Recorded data
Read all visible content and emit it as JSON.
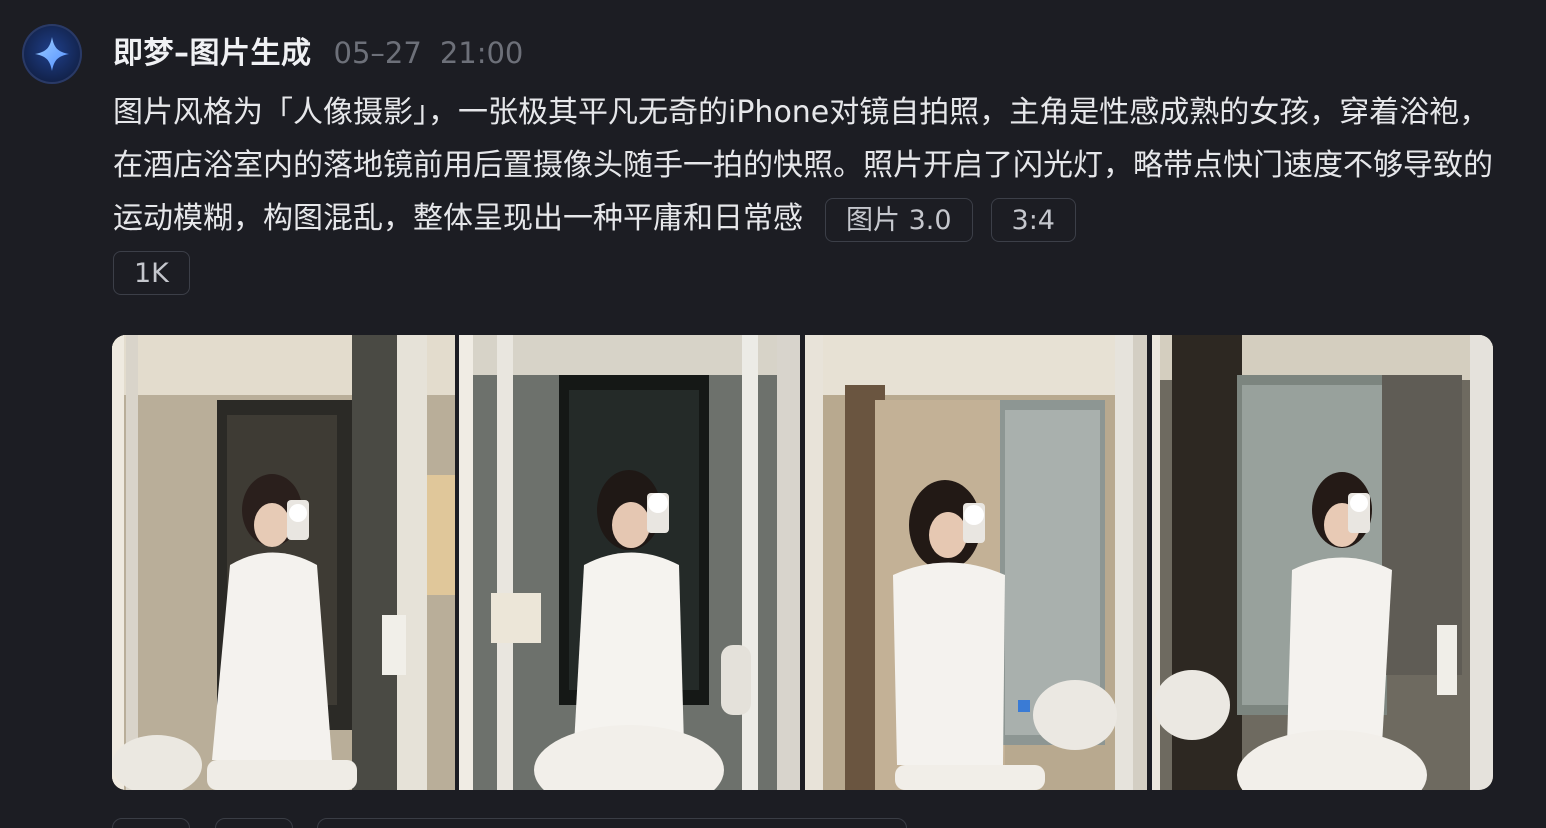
{
  "message": {
    "avatar_icon": "sparkle-star-icon",
    "app_name": "即梦–图片生成",
    "date": "05–27",
    "time": "21:00",
    "prompt_text": "图片风格为「人像摄影」，一张极其平凡无奇的iPhone对镜自拍照，主角是性感成熟的女孩，穿着浴袍，在酒店浴室内的落地镜前用后置摄像头随手一拍的快照。照片开启了闪光灯，略带点快门速度不够导致的运动模糊，构图混乱，整体呈现出一种平庸和日常感",
    "tags": [
      "图片 3.0",
      "3:4",
      "1K"
    ]
  },
  "gallery": {
    "images": [
      {
        "subject": "bathroom-mirror-selfie-image"
      },
      {
        "subject": "bathroom-mirror-selfie-image"
      },
      {
        "subject": "bathroom-mirror-selfie-image"
      },
      {
        "subject": "bathroom-mirror-selfie-image"
      }
    ]
  },
  "colors": {
    "background": "#1c1d23",
    "text_primary": "#e6e7ea",
    "text_muted": "#6d7079",
    "tag_border": "#3c3f48"
  }
}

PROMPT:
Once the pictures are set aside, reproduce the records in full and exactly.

RESULT OF THE EXERCISE:
Read all visible content and emit it as JSON.
{
  "message": {
    "avatar_icon": "sparkle-star-icon",
    "app_name": "即梦–图片生成",
    "date": "05–27",
    "time": "21:00",
    "prompt_text": "图片风格为「人像摄影」，一张极其平凡无奇的iPhone对镜自拍照，主角是性感成熟的女孩，穿着浴袍，在酒店浴室内的落地镜前用后置摄像头随手一拍的快照。照片开启了闪光灯，略带点快门速度不够导致的运动模糊，构图混乱，整体呈现出一种平庸和日常感",
    "tags": [
      "图片 3.0",
      "3:4",
      "1K"
    ]
  },
  "gallery": {
    "images": [
      {
        "subject": "bathroom-mirror-selfie-image"
      },
      {
        "subject": "bathroom-mirror-selfie-image"
      },
      {
        "subject": "bathroom-mirror-selfie-image"
      },
      {
        "subject": "bathroom-mirror-selfie-image"
      }
    ]
  },
  "colors": {
    "background": "#1c1d23",
    "text_primary": "#e6e7ea",
    "text_muted": "#6d7079",
    "tag_border": "#3c3f48"
  }
}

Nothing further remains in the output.